The benefits of eating more vegetables are often touted widely. The study in Cancer Causes & Control is just one among many that have found eating more vegetables can contribute to overall health, and therefore potentially lower the risk of obesity-related cancers.
So how many vegetables do you need to consume? According to Australian Government dietary guidelines, men are recommended to eat between five to six serves of vegetables per day, depending on their age. Those over 70 may require slightly less than those under the age of 50. A standard serve of vegetables is about 75 grams.
Decrease alcohol intake
While you’re increasing your vegetable intake, try reducing how much alcohol you drink as well. The study recommended that men restrict their alcohol consumption to two drinks per day.
While there is a range of prostate cancer treatments available, from surgery to radiation and hormone therapy depending on the severity of the cancer, it makes sense to reduce your risk of cancer as much as possible. Making some dietary changes may not only lower your risk of cancer, they can also have numerous other positive effects on your general health.
A Male vasectomy is a procedure to prevent a man from reproducing. In other words, it is a form of permanent male contraception – although a reversal operation is a possibility in some cases.
What does it involve?
In normal male reproduction, sperm cells (which are made and stored in the testes) are combined with semen (the fluid produced from the seminal vesicles and the prostate) and carried through the urethra in the penis.
A male vasectomy is a simple procedure that prevents sperm from travelling from the testes to the penis by cutting and blocking the vas deferens – the tubes involved in this action. The remaining sperm in the testes is then absorbed into the body over time.
What changes can be noticed?
After a vasectomy procedure you should not notice any changes, as it does not affect libido, the capacity to produce semen or male hormones, or the ability to have a normal sex life and to achieve orgasm and ejaculation. The only difference that occurs is that the semen does not contain reproductive sperm cells, which should not be noticeable.
Conventional vasectomy method:
In this case small incisions are made in the scrotum, the vas deferens are identified, and are then snipped and tied. The incisions are then closed with stitches.
No scalpel vasectomy method:
This method is far less invasive, involving locating the vas deferens through the skin and making a tiny pointed incision. The vas are then cut and sealed, and there is no need for stitches. It can be done in as little as 5-10 minutes.
Both methods can be done with a local anaesthetic, although in some cases a general anaesthetic will be used.
What are the risks?

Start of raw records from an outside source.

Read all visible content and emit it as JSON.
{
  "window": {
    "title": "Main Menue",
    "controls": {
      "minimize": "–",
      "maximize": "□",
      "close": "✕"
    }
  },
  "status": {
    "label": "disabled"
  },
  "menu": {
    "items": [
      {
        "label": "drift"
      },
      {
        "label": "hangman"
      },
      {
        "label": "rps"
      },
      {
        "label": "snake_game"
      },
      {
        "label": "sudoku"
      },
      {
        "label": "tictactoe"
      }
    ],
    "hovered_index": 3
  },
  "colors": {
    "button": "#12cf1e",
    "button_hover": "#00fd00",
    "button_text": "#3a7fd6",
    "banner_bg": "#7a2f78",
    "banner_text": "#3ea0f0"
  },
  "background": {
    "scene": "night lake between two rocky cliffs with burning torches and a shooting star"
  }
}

As for all surgery there are some risks involved, but the risk level is very low with the conventional method and even lower with a no-scalpel vasectomy. Possible complications include infection or bleeding, and in some cases prolonged groin-pain may be experienced, although this is very rare.
How successful is it?
As a method of contraception, a vasectomy procedure is very successful, although in rare cases sperm may still manage to travel across where the tubes have been cut. No vasectomy can be guaranteed 100% as a contraceptive. The chances of pregnancy following the procedure are around 1 in 1,000.
It’s also important to continue to use other forms of contraception after the operation. This is because there may still be some sperm cells in the upper part of the tubes and it can take several months for them to flush out. Contraception can only be discontinued once a test shows that the semen has a zero sperm count.
Sperm may continue to be made in the testes after vasectomy, but after a length of time production may be reduced or may cease. Once the production of sperm has ended, a reversal procedure will not be feasible.
You can find out more about vasectomy procedures by contacting a professional urologist in Sydney.